Exercise goal.
Give back the whole listing exactly, line by line.
▼
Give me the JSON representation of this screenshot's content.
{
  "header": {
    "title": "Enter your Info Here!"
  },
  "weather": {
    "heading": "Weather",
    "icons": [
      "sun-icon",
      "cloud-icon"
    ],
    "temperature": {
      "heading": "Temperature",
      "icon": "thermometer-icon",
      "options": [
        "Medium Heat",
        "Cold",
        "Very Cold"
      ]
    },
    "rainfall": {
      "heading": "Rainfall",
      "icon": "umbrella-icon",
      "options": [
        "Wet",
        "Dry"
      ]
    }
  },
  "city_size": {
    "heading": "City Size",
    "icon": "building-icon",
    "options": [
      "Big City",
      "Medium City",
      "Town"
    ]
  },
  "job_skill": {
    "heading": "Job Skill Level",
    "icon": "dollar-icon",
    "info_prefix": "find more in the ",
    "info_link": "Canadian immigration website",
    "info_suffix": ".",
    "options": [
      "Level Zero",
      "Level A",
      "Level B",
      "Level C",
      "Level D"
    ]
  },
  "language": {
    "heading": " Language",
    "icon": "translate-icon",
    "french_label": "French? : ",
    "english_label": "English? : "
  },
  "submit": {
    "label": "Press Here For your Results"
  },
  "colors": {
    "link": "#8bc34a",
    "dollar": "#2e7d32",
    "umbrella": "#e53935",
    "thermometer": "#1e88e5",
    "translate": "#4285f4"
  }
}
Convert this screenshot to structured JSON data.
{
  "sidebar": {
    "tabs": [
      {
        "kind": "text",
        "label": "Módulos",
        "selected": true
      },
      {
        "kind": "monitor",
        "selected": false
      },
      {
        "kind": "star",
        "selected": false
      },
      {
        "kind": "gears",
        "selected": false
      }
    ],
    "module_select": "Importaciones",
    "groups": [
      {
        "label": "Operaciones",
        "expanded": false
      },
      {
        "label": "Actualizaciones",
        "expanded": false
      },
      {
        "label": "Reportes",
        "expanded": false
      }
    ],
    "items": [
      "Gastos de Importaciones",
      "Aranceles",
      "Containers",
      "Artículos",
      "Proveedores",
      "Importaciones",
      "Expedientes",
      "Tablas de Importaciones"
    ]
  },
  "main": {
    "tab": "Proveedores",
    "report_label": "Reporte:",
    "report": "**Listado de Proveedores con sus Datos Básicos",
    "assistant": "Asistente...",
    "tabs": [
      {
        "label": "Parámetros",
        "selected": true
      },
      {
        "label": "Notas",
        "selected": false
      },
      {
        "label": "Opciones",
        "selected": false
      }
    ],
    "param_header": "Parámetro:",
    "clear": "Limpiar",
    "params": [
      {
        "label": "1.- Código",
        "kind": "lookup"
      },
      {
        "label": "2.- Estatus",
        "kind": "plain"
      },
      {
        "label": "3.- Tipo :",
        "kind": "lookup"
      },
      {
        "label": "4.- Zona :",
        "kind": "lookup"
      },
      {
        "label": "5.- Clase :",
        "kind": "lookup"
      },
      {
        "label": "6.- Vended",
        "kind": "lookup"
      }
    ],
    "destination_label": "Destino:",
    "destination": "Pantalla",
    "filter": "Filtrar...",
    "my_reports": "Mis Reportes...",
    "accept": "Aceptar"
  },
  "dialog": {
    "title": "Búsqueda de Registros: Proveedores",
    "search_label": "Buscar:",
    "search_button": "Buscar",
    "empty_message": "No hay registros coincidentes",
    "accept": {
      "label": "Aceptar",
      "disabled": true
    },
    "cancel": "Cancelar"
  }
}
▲
Result.
Give me the JSON representation of this screenshot's content.
{
  "header": {
    "title": "Enter your Info Here!"
  },
  "weather": {
    "heading": "Weather",
    "icons": [
      "sun-icon",
      "cloud-icon"
    ],
    "temperature": {
      "heading": "Temperature",
      "icon": "thermometer-icon",
      "options": [
        "Medium Heat",
        "Cold",
        "Very Cold"
      ]
    },
    "rainfall": {
      "heading": "Rainfall",
      "icon": "umbrella-icon",
      "options": [
        "Wet",
        "Dry"
      ]
    }
  },
  "city_size": {
    "heading": "City Size",
    "icon": "building-icon",
    "options": [
      "Big City",
      "Medium City",
      "Town"
    ]
  },
  "job_skill": {
    "heading": "Job Skill Level",
    "icon": "dollar-icon",
    "info_prefix": "find more in the ",
    "info_link": "Canadian immigration website",
    "info_suffix": ".",
    "options": [
      "Level Zero",
      "Level A",
      "Level B",
      "Level C",
      "Level D"
    ]
  },
  "language": {
    "heading": " Language",
    "icon": "translate-icon",
    "french_label": "French? : ",
    "english_label": "English? : "
  },
  "submit": {
    "label": "Press Here For your Results"
  },
  "colors": {
    "link": "#8bc34a",
    "dollar": "#2e7d32",
    "umbrella": "#e53935",
    "thermometer": "#1e88e5",
    "translate": "#4285f4"
  }
}
Convert this screenshot to structured JSON data.
{
  "sidebar": {
    "tabs": [
      {
        "kind": "text",
        "label": "Módulos",
        "selected": true
      },
      {
        "kind": "monitor",
        "selected": false
      },
      {
        "kind": "star",
        "selected": false
      },
      {
        "kind": "gears",
        "selected": false
      }
    ],
    "module_select": "Importaciones",
    "groups": [
      {
        "label": "Operaciones",
        "expanded": false
      },
      {
        "label": "Actualizaciones",
        "expanded": false
      },
      {
        "label": "Reportes",
        "expanded": false
      }
    ],
    "items": [
      "Gastos de Importaciones",
      "Aranceles",
      "Containers",
      "Artículos",
      "Proveedores",
      "Importaciones",
      "Expedientes",
      "Tablas de Importaciones"
    ]
  },
  "main": {
    "tab": "Proveedores",
    "report_label": "Reporte:",
    "report": "**Listado de Proveedores con sus Datos Básicos",
    "assistant": "Asistente...",
    "tabs": [
      {
        "label": "Parámetros",
        "selected": true
      },
      {
        "label": "Notas",
        "selected": false
      },
      {
        "label": "Opciones",
        "selected": false
      }
    ],
    "param_header": "Parámetro:",
    "clear": "Limpiar",
    "params": [
      {
        "label": "1.- Código",
        "kind": "lookup"
      },
      {
        "label": "2.- Estatus",
        "kind": "plain"
      },
      {
        "label": "3.- Tipo :",
        "kind": "lookup"
      },
      {
        "label": "4.- Zona :",
        "kind": "lookup"
      },
      {
        "label": "5.- Clase :",
        "kind": "lookup"
      },
      {
        "label": "6.- Vended",
        "kind": "lookup"
      }
    ],
    "destination_label": "Destino:",
    "destination": "Pantalla",
    "filter": "Filtrar...",
    "my_reports": "Mis Reportes...",
    "accept": "Aceptar"
  },
  "dialog": {
    "title": "Búsqueda de Registros: Proveedores",
    "search_label": "Buscar:",
    "search_button": "Buscar",
    "empty_message": "No hay registros coincidentes",
    "accept": {
      "label": "Aceptar",
      "disabled": true
    },
    "cancel": "Cancelar"
  }
}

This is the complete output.